Thursday, October 6, 2011

I robbed the Woods

I robbed the Woods -
The trusting Woods.
The unsuspecting Trees
Brought out their Burs and mosses
My fantasy to please.
I scanned their trinkets curious -
I grasped - I bore away -
What will the solemn Hemlock -
What will the Oak tree say?
- Emily Dickinson, c. 1858

When my children were small we lived in the country. We would often venture out into the woods to find ‘treasures’ - bits of moss, cool twigs, mushrooms and fungus - to bring home and make things with. When my kids went out with their dad, they would always bring back ‘treasures’ they had collected for me. This poem sent me back to those times. We didn’t have oak and hemlock trees, but I’m sure the pine and spruce that ‘brought out their burs and mosses’ for us didn’t mind that we gathered them up and took them home.
This could be a metaphor - perhaps she is talking about other writers or people she admires, gleaning ideas from them, or looking for acceptance or help in getting her poems published. It’s possible. But I like my memories . . .

Saturday, October 1, 2011

My wheel is in the dark!

You might sometimes read a poem, and think, ‘if I knew more about the author, or what she was trying to say, I would enjoy the poem more.’ And perhaps you would. But one of the enjoyments I find in poetry is letting the words, and the style, flow over my mind, and see what happens. I enjoy the feeling that cannot be put into words. That is poetry.

My wheel is in the dark!
I cannot see a spoke
Yet know its dripping feet
Go round and round.

My foot is on the Tide!
An unfrequented road -
Yet have all roads
A clearing at the end -

Some have resigned the Loom -
Some in the busy tomb
Find quaint employ -

Some with new - stately feet -
Pass royal through the gate -
Flinging the problem back
At you and I!
- Emily Dickinson, 1858

What do you feel? Triumph, confusion? Is it about death, or is it about life?

Friday, September 30, 2011

The Gentian weaves her fringes

Another poem saying good-bye to summer. I enjoy her voice in this poem - a little playful, a little sad. But is it only summer that she is saying good-bye to? Is she addressing the larger letting go? That is the beauty of poetry - it brings out different feelings, thoughts and ideas for different readers. What does this one say to you?

The Gentian weaves her fringes -
The Maple's loom is red -
My departing blossoms
Obviate parade.

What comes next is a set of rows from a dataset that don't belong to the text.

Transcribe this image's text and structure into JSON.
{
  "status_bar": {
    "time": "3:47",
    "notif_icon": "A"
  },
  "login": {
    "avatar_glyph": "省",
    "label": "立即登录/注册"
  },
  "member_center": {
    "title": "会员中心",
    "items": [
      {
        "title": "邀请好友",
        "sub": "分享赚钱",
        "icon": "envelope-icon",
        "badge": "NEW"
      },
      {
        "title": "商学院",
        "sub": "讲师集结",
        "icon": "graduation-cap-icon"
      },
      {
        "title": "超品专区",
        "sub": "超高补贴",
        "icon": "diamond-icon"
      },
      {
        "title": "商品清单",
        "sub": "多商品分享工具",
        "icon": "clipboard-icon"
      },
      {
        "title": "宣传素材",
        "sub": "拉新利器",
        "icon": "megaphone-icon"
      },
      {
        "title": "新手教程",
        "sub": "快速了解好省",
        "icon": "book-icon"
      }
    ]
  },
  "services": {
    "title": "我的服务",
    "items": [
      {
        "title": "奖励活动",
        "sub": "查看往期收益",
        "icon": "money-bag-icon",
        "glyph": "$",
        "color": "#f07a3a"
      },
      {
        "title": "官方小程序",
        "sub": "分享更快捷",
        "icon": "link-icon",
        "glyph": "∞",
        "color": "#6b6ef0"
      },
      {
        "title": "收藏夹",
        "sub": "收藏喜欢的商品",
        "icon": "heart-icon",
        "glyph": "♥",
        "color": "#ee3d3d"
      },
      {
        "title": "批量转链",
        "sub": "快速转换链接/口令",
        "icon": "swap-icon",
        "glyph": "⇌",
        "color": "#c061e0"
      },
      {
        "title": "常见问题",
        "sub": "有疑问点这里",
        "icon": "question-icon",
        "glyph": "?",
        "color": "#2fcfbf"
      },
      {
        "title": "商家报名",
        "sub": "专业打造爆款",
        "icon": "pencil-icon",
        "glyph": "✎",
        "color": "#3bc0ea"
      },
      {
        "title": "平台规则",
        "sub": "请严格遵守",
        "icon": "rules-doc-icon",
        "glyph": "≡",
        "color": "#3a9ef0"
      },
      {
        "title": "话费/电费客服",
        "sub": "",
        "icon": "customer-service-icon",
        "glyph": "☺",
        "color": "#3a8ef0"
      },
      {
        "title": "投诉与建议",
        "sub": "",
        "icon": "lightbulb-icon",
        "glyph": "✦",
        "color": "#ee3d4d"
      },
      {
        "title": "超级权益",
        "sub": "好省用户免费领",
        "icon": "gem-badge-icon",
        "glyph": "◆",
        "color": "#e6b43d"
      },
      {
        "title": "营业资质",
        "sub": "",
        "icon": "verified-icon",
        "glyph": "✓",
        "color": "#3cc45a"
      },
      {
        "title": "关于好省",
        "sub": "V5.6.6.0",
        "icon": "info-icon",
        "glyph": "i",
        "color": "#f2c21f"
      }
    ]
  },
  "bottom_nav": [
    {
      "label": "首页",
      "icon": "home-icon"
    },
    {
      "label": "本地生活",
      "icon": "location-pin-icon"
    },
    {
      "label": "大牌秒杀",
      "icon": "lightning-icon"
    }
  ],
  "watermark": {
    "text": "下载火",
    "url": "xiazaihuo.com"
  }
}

A brief, but patient illness -
An hour to prepare,
And one below this morning
Is where the angels are -
It was a short procession,
The Bobolink was there -
An aged Bee addressed us -
And then we knelt in prayer -
We trust that she was willing -
We ask that we may be.
Summer - Sister - Seraph!
Let us go with thee!

In the name of the Bee -
And of the Butterfly -
And of the Breeze - Amen!
- Emily Dickinson c.1858

The morns are meeker than they were

One of Emily Dickinson's many gifts was her ability to evoke the seasons in her poetry. She can make you feel spring in the dead of winter, and decorate the world in fall colors, as she does here.

The morns are meeker than they were -
The nuts are getting brown -
The berry's cheek is plumper -
The Rose is out of town.

The maple wears a gayer scarf -
The field a scarlet gown -
Lest I should be old fashioned
I'll put a trinket on.
c. 1858

It's a simple poem, but doesn't it just capture the feeling at this time of year? Her nature poems are some of my favorites. I think I'll go dress in fall . . .